Records to process ▸
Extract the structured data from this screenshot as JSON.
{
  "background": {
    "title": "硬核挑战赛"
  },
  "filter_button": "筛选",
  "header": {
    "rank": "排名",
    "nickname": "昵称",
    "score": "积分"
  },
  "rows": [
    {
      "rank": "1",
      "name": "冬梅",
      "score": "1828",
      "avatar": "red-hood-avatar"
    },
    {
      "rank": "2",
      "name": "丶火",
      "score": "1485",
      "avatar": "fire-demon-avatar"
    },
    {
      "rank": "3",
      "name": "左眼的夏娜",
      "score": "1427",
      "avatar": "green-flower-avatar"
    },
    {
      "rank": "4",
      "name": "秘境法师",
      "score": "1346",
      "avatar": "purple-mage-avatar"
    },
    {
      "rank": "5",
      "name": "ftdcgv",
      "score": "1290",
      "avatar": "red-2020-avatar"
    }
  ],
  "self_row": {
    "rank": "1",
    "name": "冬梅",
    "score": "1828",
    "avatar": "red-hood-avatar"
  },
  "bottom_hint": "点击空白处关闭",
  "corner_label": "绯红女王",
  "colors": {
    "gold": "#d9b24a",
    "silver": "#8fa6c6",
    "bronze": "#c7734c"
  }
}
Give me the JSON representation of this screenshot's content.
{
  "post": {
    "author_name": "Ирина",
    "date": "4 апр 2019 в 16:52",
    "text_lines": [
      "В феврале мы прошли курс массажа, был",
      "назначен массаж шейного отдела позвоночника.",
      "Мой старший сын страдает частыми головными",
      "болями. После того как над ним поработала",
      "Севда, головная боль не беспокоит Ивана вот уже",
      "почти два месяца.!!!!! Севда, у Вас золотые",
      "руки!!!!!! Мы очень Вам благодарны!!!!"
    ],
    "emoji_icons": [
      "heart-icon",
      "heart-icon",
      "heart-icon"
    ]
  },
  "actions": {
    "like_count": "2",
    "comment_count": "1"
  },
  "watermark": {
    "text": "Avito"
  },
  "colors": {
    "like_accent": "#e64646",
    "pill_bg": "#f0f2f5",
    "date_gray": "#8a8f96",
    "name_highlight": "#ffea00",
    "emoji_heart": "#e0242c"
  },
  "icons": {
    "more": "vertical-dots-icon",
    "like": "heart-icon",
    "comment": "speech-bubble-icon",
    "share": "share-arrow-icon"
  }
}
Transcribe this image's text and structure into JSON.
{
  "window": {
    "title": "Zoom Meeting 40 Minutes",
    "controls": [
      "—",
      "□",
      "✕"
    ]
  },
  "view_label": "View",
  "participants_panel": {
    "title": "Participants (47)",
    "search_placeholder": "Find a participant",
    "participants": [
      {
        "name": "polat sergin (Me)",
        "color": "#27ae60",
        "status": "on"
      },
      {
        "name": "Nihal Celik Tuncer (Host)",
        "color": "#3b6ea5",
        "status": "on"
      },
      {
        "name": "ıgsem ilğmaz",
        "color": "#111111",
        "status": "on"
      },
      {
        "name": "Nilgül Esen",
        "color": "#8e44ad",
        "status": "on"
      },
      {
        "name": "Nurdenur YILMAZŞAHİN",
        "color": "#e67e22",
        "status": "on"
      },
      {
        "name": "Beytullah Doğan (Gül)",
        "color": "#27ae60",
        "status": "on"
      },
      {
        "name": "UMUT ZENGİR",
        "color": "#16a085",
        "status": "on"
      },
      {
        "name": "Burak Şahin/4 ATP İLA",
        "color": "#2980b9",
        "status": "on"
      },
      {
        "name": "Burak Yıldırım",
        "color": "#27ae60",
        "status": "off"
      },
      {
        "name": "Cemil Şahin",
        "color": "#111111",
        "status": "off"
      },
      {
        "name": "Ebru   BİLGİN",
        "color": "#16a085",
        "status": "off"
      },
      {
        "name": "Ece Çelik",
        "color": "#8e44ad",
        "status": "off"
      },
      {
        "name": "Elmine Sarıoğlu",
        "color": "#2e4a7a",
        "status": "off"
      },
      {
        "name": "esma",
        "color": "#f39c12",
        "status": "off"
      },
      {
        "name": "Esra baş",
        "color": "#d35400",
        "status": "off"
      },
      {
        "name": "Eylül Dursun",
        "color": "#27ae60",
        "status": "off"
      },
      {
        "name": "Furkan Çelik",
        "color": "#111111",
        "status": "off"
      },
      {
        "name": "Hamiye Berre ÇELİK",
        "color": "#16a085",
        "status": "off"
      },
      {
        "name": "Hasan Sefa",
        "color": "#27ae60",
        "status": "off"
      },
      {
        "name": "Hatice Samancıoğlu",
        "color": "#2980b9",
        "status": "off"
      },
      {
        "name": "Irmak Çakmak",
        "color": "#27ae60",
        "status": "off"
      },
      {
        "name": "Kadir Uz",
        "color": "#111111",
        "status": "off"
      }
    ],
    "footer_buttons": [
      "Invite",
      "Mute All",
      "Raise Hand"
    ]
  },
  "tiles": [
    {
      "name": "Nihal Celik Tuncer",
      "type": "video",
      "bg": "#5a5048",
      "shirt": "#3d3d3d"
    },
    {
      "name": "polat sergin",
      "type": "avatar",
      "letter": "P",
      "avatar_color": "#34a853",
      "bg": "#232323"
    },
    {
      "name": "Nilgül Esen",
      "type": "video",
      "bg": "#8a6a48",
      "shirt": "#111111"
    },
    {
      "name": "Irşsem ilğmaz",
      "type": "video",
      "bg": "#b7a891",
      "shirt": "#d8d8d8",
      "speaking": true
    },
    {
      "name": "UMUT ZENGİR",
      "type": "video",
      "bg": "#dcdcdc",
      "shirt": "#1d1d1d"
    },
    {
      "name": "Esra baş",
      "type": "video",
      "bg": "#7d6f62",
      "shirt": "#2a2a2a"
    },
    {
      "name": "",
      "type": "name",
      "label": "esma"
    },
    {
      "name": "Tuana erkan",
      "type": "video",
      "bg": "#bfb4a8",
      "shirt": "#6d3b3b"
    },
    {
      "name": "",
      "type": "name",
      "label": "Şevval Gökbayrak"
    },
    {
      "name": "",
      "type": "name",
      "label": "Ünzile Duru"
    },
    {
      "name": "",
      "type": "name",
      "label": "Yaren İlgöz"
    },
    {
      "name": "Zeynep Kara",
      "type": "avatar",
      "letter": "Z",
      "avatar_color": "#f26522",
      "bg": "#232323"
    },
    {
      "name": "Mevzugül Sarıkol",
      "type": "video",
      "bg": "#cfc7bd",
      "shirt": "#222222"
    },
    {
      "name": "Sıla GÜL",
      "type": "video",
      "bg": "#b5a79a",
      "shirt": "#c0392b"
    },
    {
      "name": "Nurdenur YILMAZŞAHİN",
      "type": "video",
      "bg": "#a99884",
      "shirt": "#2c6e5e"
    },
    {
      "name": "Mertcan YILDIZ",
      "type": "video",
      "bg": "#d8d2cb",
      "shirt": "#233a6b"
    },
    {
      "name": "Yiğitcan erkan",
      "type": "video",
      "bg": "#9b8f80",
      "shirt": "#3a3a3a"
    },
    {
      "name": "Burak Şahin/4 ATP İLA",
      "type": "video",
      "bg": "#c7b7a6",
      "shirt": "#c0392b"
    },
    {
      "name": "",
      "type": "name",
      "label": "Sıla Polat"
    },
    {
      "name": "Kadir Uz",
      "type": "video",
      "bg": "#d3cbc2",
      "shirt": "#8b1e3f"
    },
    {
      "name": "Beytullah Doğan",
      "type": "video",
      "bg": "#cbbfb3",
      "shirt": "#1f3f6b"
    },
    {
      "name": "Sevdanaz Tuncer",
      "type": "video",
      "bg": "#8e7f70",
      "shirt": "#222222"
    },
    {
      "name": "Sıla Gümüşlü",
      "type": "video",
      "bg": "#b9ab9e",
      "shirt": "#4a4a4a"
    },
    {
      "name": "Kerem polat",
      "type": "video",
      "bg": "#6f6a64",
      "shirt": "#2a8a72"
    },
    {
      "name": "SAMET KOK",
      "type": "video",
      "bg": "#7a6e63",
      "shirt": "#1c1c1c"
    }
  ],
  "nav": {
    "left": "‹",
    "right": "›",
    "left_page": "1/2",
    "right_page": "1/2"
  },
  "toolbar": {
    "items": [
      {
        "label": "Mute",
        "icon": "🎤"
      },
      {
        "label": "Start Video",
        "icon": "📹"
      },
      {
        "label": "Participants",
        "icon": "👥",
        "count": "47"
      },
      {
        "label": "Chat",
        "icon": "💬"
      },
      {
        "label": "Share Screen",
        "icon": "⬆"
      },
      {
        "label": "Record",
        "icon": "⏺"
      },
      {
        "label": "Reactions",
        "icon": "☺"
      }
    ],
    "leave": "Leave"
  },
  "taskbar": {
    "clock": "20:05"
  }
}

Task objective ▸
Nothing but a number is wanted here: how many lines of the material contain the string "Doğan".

Result for this task ▸
2